So let’s say there is an author whose work you admire, whose book would be shelved near yours, and who has an audience you think would love what you write. Even if we keep it really simple as to what that author’s goals may be, such as: “They likely want people to know about a book they just published,” that is a great starting point. How can you help them achieve that goal? And what if you put a ridiculous amount of creative energy into it because you truly cared about this author, believed that their book is amazing, and just knew that it would help people. The exact people that you want to reach one day.

Here is an idea of how to go above and beyond with caring. And just for fun, all of this example will involve baked goods. Why? Um, because baked goods are fun and yummy, that’s why:

  • Celebrate an author’s book launch. Not just with a “like” or an emoji, but with a cake. That’s right, you can go down to the food store with a photo of the author’s book and ask them to print it on a cake. Or, you can bake your own cake and try to decorate it like the book cover.

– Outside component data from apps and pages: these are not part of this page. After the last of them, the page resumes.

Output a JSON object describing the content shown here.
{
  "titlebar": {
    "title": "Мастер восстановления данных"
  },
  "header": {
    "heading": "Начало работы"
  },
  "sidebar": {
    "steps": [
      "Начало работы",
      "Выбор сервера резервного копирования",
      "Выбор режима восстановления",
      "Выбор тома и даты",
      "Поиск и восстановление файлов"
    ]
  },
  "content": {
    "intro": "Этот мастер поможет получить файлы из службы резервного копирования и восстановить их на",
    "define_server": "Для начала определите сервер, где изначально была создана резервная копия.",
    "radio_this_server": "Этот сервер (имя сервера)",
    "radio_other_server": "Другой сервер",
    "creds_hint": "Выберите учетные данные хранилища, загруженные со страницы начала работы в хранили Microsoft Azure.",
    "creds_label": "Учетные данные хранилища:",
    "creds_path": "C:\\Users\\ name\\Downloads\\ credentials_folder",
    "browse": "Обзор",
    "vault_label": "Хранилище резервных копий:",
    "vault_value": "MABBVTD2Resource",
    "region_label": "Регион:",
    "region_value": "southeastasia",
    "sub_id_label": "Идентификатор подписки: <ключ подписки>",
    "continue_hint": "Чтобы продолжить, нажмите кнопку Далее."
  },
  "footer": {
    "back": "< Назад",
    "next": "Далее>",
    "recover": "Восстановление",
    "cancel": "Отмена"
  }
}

Then, share it on social media, tagging the author.
  • You can take that further by inviting 5 friends over, and taking a photo of each of you holding a copy of the book, and eating a slice of the cake.
  • Do you know what would be special for an author? Not just doing this at book launch, but doing it for a book that is a year old. Celebrate the anniversary of a book release with a cake. I mean, what author wouldn’t love that? I mean, would it be so hard to buy some party hats, create a big “HAPPY BOOKIVERSARY BANNER” and share that on social media for a week?

What else can you do to care? Buy 10 copies of the book and give them out to friends. Again, take photos to share with the author. Or do a video essay where you talk about why this book matters to you. There are thousands upon thousands of ideas that show you can care about a book, and help spread the message, all in ways that are unique, fun, and meaningful.

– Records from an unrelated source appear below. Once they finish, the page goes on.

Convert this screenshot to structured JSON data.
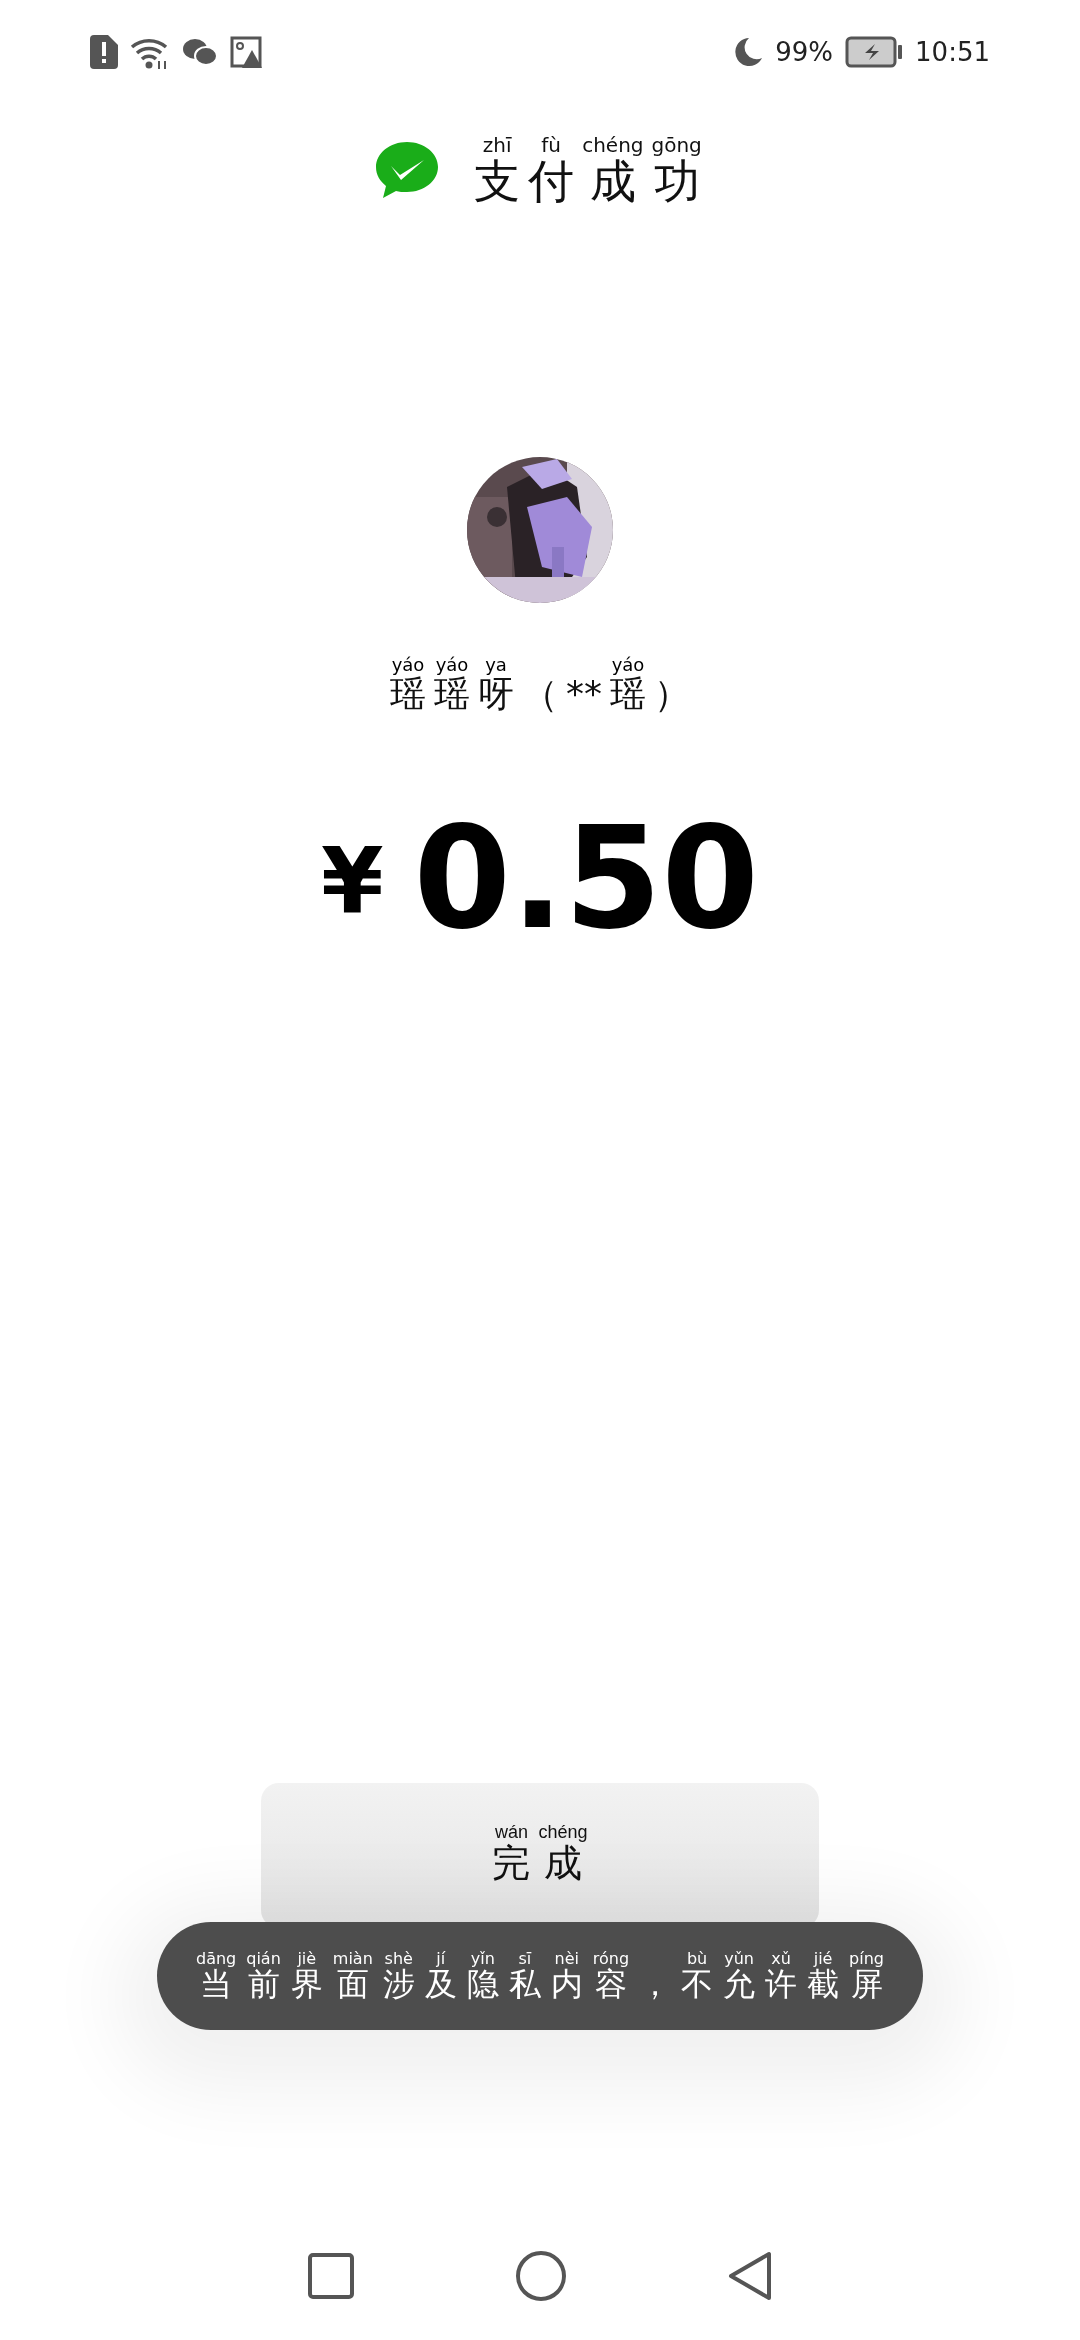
{
  "status_bar": {
    "battery_percent": "99%",
    "time": "10:51"
  },
  "header": {
    "title": [
      {
        "han": "支",
        "pinyin": "zhī"
      },
      {
        "han": "付",
        "pinyin": "fù"
      },
      {
        "han": "成",
        "pinyin": "chéng"
      },
      {
        "han": "功",
        "pinyin": "gōng"
      }
    ]
  },
  "payee": {
    "name": [
      {
        "han": "瑶",
        "pinyin": "yáo"
      },
      {
        "han": "瑶",
        "pinyin": "yáo"
      },
      {
        "han": "呀",
        "pinyin": "ya"
      },
      {
        "han": "（"
      },
      {
        "han": "**"
      },
      {
        "han": "瑶",
        "pinyin": "yáo"
      },
      {
        "han": "）"
      }
    ]
  },
  "amount": {
    "currency": "¥",
    "value": "0.50"
  },
  "done_button": {
    "label": [
      {
        "han": "完",
        "pinyin": "wán"
      },
      {
        "han": "成",
        "pinyin": "chéng"
      }
    ]
  },
  "toast": {
    "message": [
      {
        "han": "当",
        "pinyin": "dāng"
      },
      {
        "han": "前",
        "pinyin": "qián"
      },
      {
        "han": "界",
        "pinyin": "jiè"
      },
      {
        "han": "面",
        "pinyin": "miàn"
      },
      {
        "han": "涉",
        "pinyin": "shè"
      },
      {
        "han": "及",
        "pinyin": "jí"
      },
      {
        "han": "隐",
        "pinyin": "yǐn"
      },
      {
        "han": "私",
        "pinyin": "sī"
      },
      {
        "han": "内",
        "pinyin": "nèi"
      },
      {
        "han": "容",
        "pinyin": "róng"
      },
      {
        "han": "，"
      },
      {
        "han": "不",
        "pinyin": "bù"
      },
      {
        "han": "允",
        "pinyin": "yǔn"
      },
      {
        "han": "许",
        "pinyin": "xǔ"
      },
      {
        "han": "截",
        "pinyin": "jié"
      },
      {
        "han": "屏",
        "pinyin": "píng"
      }
    ]
  }
}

The point is this: if you are simply clicking “like” on someones post and then commenting “Congrats,” that doesn’t count for as much engagement than if you do something more unique. Don’t get me wrong, a like and a comment are good! But if you really want to help someone out, go further. Consider their goals and what may brighten their day. You have more power than you think to give authors what they want most: word of mouth marketing. They key factor in all of this? Caring. Caring to make a difference in the life of that author.

Let’s look at a couple practical examples from authors I have worked with that did exactly that:

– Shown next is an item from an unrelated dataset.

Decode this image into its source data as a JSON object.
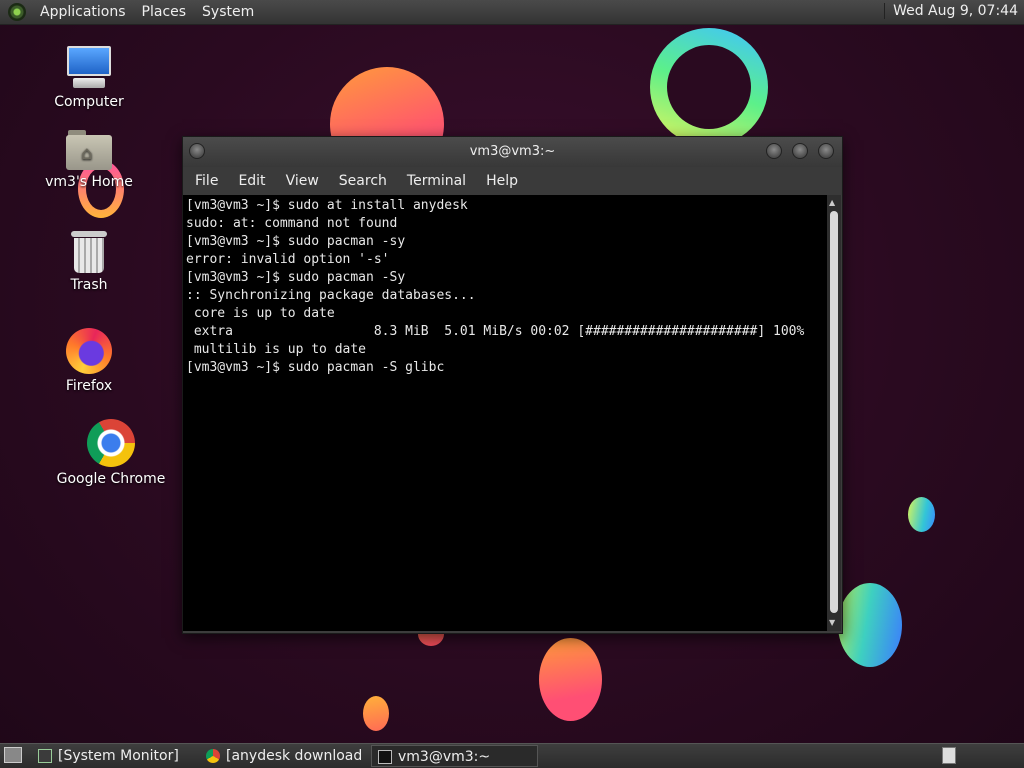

  • When I worked with novelist Miranda Beverly-Whittemore, we decided that instead of just doing a giveaway for her book, we should focus on generosity to other writers publishing books at the same time she was. The result was a 30-day giveway featuring 20+ other authors including Roxane Gay, Celeste Ng, Megan Abbott, Julia Fierro and many others. Not only did it spread the word about Miranda’s book and theirs, it helped develop an amazing literary network for Miranda. You can read more about my work with Miranda here. (plus: she has a new book out: Fierce Little Thing: A Novel)
  • When I worked with author and linguist Amanda Montell, she wanted to better engage with her ideal audience on Instagram. The result was an educational series of videos that she then turned into interviews that celebrated other authors and inspiring thinkers. Not only was she able to better engage with her readers, but her audience grew substantially. You can read more about my work with Amanda here. (plus: she has a new book out: Cultish: The Language of Fanaticism)

No, not all marketing campaigns need to be as complex as these or as time intensive. But the spirit of them is what can help guide you to ensure how you share and engage is meaningful to other people.

As I wrote this post, I looked back at how many times I have written about the topic of caring about your audience in the past. Turns out, quite often! So here is some further reading: